A series of polls have indicated that Ireland is very likely to vote in a favour of legalising same-sex marriage in an upcoming referendum.
Polls on Saturday suggested that voters would back the move in a referendum set for Friday by a margin as much as two-to-one, making Ireland the first country to approve the policy in a national plebiscite.
Support for homosexual rights has surged in Ireland, which has been considered one of the most socially conservative countries in western Europe, in recent decades as the power of the Catholic Church collapsed in the wake of a series of child abuse scandals.
The Irish Times poll of 1,200 voters showed 58 percent planned to vote in favour of the measure compared to 25 percent against and 17 percent undecided.
Two more polls to be published in newspapers on Sunday put support for the constitutional change above 60 percent.
Long considered a taboo in a country that only decriminalised homosexuality in 1993, gay rights have been championed by most of the country’s main political parties.
Ireland’s Prime Minister Enda Kenny was widely praised for appearing at a prominent gay bar last year at an event for gay members of his Fine Gael party.
The campaign has led to a number of high profile figures announcing their homosexuality publicly, including the country’s health minister and prominent television journalist.
In letters published on Saturday, a number of Catholic bishops, who have played a low key role in the campaign, warned their parishioners that the vote could profoundly change the understanding of marriage, family and parenthood.

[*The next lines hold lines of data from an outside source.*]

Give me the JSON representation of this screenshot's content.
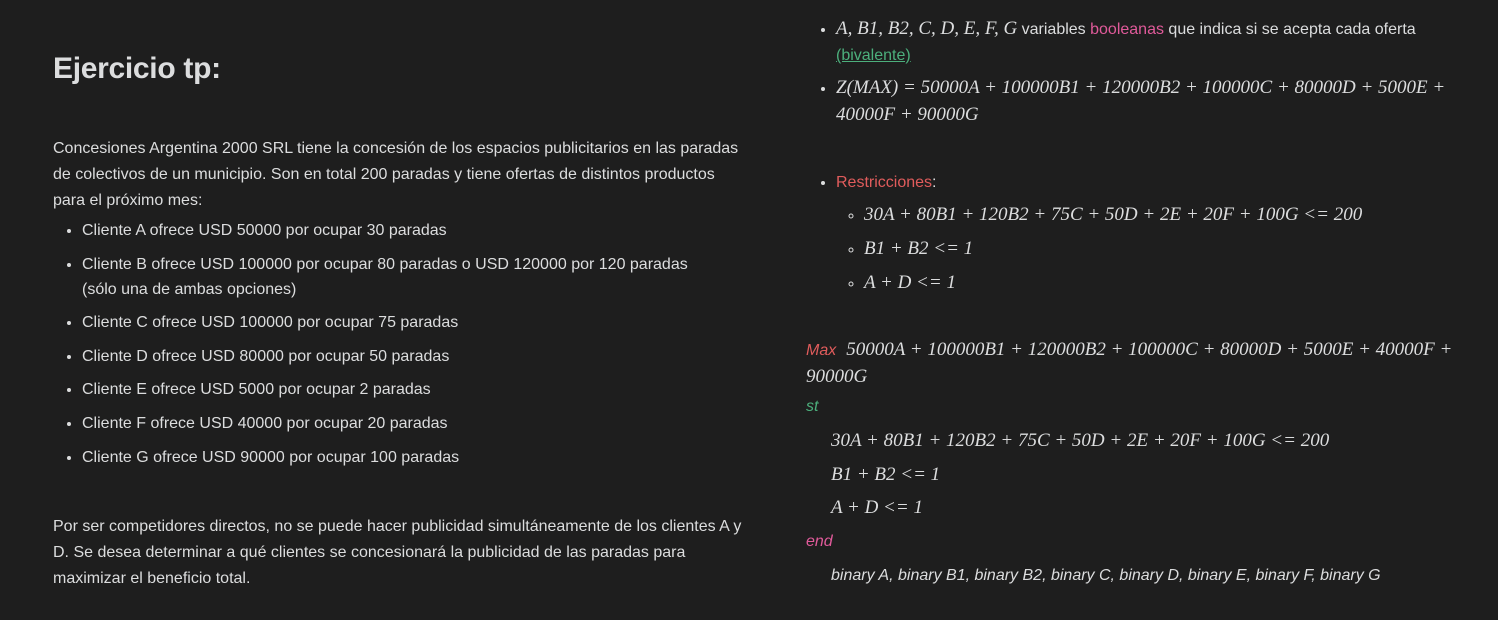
{
  "left": {
    "title": "Ejercicio tp:",
    "intro": "Concesiones Argentina 2000 SRL tiene la concesión de los espacios publicitarios en las paradas de colectivos de un municipio. Son en total 200 paradas y tiene ofertas de distintos productos para el próximo mes:",
    "clients": [
      "Cliente A ofrece USD 50000 por ocupar 30 paradas",
      "Cliente B ofrece USD 100000 por ocupar 80 paradas o USD 120000 por 120 paradas (sólo una de ambas opciones)",
      "Cliente C ofrece USD 100000 por ocupar 75 paradas",
      "Cliente D ofrece USD 80000 por ocupar 50 paradas",
      "Cliente E ofrece USD 5000 por ocupar 2 paradas",
      "Cliente F ofrece USD 40000 por ocupar 20 paradas",
      "Cliente G ofrece USD 90000 por ocupar 100 paradas"
    ],
    "outro": "Por ser competidores directos, no se puede hacer publicidad simultáneamente de los clientes A y D. Se desea determinar a qué clientes se concesionará la publicidad de las paradas para maximizar el beneficio total."
  },
  "right": {
    "vars_math": "A, B1, B2, C, D, E, F, G",
    "vars_text1": " variables ",
    "vars_pink": "booleanas",
    "vars_text2": " que indica si se acepta cada oferta ",
    "vars_green": "(bivalente)",
    "objective": "Z(MAX) = 50000A + 100000B1 + 120000B2 + 100000C + 80000D + 5000E + 40000F + 90000G",
    "restr_label": "Restricciones",
    "restr_colon": ":",
    "constraints": [
      "30A + 80B1 + 120B2 + 75C + 50D + 2E + 20F + 100G <= 200",
      "B1 + B2 <= 1",
      "A + D <= 1"
    ],
    "max_kw": "Max",
    "max_expr": "50000A + 100000B1 + 120000B2 + 100000C + 80000D + 5000E + 40000F + 90000G",
    "st_kw": "st",
    "end_kw": "end",
    "binary_line": "binary A, binary B1, binary B2, binary C, binary D, binary E, binary F, binary G"
  },
  "colors": {
    "background": "#1e1e1e",
    "text": "#dcddde",
    "pink": "#e05a9a",
    "green": "#4caf7c",
    "red": "#e05c5c"
  }
}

If Ireland votes yes, it will join 18 countries which have made, or are in the process of making the change, 13 of them in Europe.
Referendums have previously been held in Croatia and Slovenia, and in both cases voters rejected legalising gay marriage.

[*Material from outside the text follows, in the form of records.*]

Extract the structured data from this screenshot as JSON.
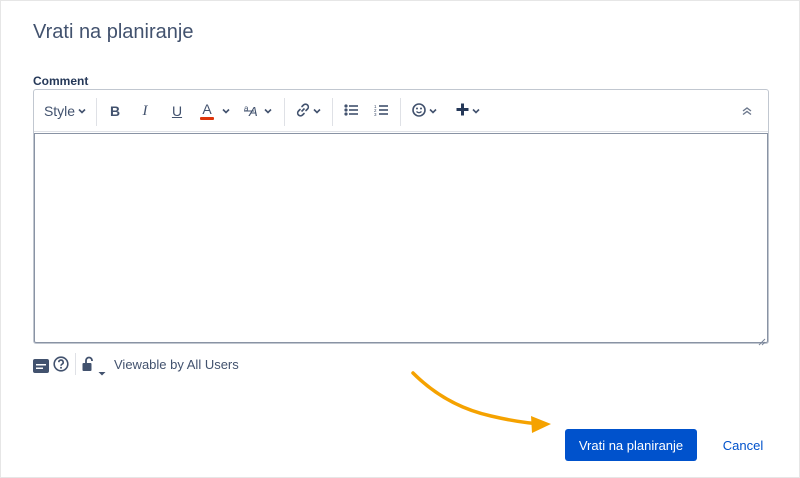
{
  "dialog": {
    "title": "Vrati na planiranje",
    "comment_label": "Comment"
  },
  "toolbar": {
    "style_label": "Style",
    "bold_label": "B",
    "italic_label": "I",
    "underline_label": "U",
    "text_color_label": "A",
    "text_color_accent": "#de350b",
    "icons": [
      "bold-icon",
      "italic-icon",
      "underline-icon",
      "text-color-icon",
      "text-effects-icon",
      "link-icon",
      "bullet-list-icon",
      "numbered-list-icon",
      "emoji-icon",
      "plus-icon",
      "collapse-icon"
    ]
  },
  "editor": {
    "value": ""
  },
  "restrictions": {
    "visibility_text": "Viewable by All Users"
  },
  "actions": {
    "submit_label": "Vrati na planiranje",
    "cancel_label": "Cancel"
  },
  "colors": {
    "primary": "#0052cc",
    "annotation_arrow": "#f5a200"
  }
}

In Slovenia same-sex marriages were, however, legalised by parliament in March 2015.
The Netherlands became the first country to allow gays and lesbians to marry in a civil ceremony and adopt children while Belgium legalised same-sex marriage in June 2003, with some restrictions.
Spain’s socialist government made same-sex marriage legal in July 2005, and homosexual couples were also allowed to adopt, regardless of their marital status.
In Norway, homosexuals and heterosexuals were put on the same legal footing in January 2009 and allowed to marry, adopt and resort to assisted reproductive technologies.
Other European countries that have legalised gay marriage include Iceland, Denmark, France, Luxembourg, and Finland. The UK legalised same-sex marriage in England and Wales in 2013.